* MATERIAL PROVIDED
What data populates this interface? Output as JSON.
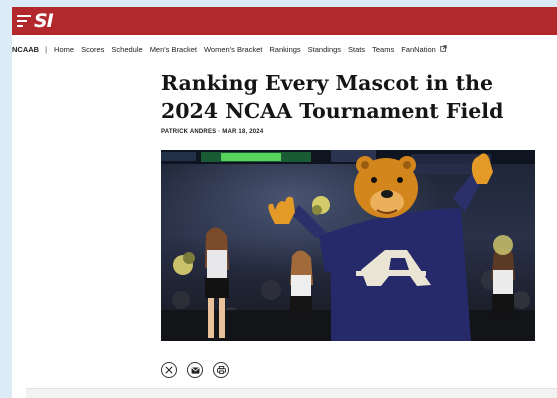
{
  "header": {
    "logo_text": "SI",
    "menu_icon": "hamburger-menu-icon",
    "brand_color": "#b3282d"
  },
  "nav": {
    "brand": "NCAAB",
    "separator": "|",
    "items": [
      "Home",
      "Scores",
      "Schedule",
      "Men's Bracket",
      "Women's Bracket",
      "Rankings",
      "Standings",
      "Stats",
      "Teams",
      "FanNation"
    ],
    "external_icon": "external-link-icon"
  },
  "article": {
    "headline": "Ranking Every Mascot in the 2024 NCAA Tournament Field",
    "byline": "PATRICK ANDRES · MAR 18, 2024",
    "share": {
      "icons": [
        "x-twitter-icon",
        "email-icon",
        "print-icon"
      ]
    }
  }
}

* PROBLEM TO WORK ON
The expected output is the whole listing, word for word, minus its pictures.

* SOLUTION
What data populates this interface? Output as JSON.
{
  "header": {
    "logo_text": "SI",
    "menu_icon": "hamburger-menu-icon",
    "brand_color": "#b3282d"
  },
  "nav": {
    "brand": "NCAAB",
    "separator": "|",
    "items": [
      "Home",
      "Scores",
      "Schedule",
      "Men's Bracket",
      "Women's Bracket",
      "Rankings",
      "Standings",
      "Stats",
      "Teams",
      "FanNation"
    ],
    "external_icon": "external-link-icon"
  },
  "article": {
    "headline": "Ranking Every Mascot in the 2024 NCAA Tournament Field",
    "byline": "PATRICK ANDRES · MAR 18, 2024",
    "share": {
      "icons": [
        "x-twitter-icon",
        "email-icon",
        "print-icon"
      ]
    }
  }
}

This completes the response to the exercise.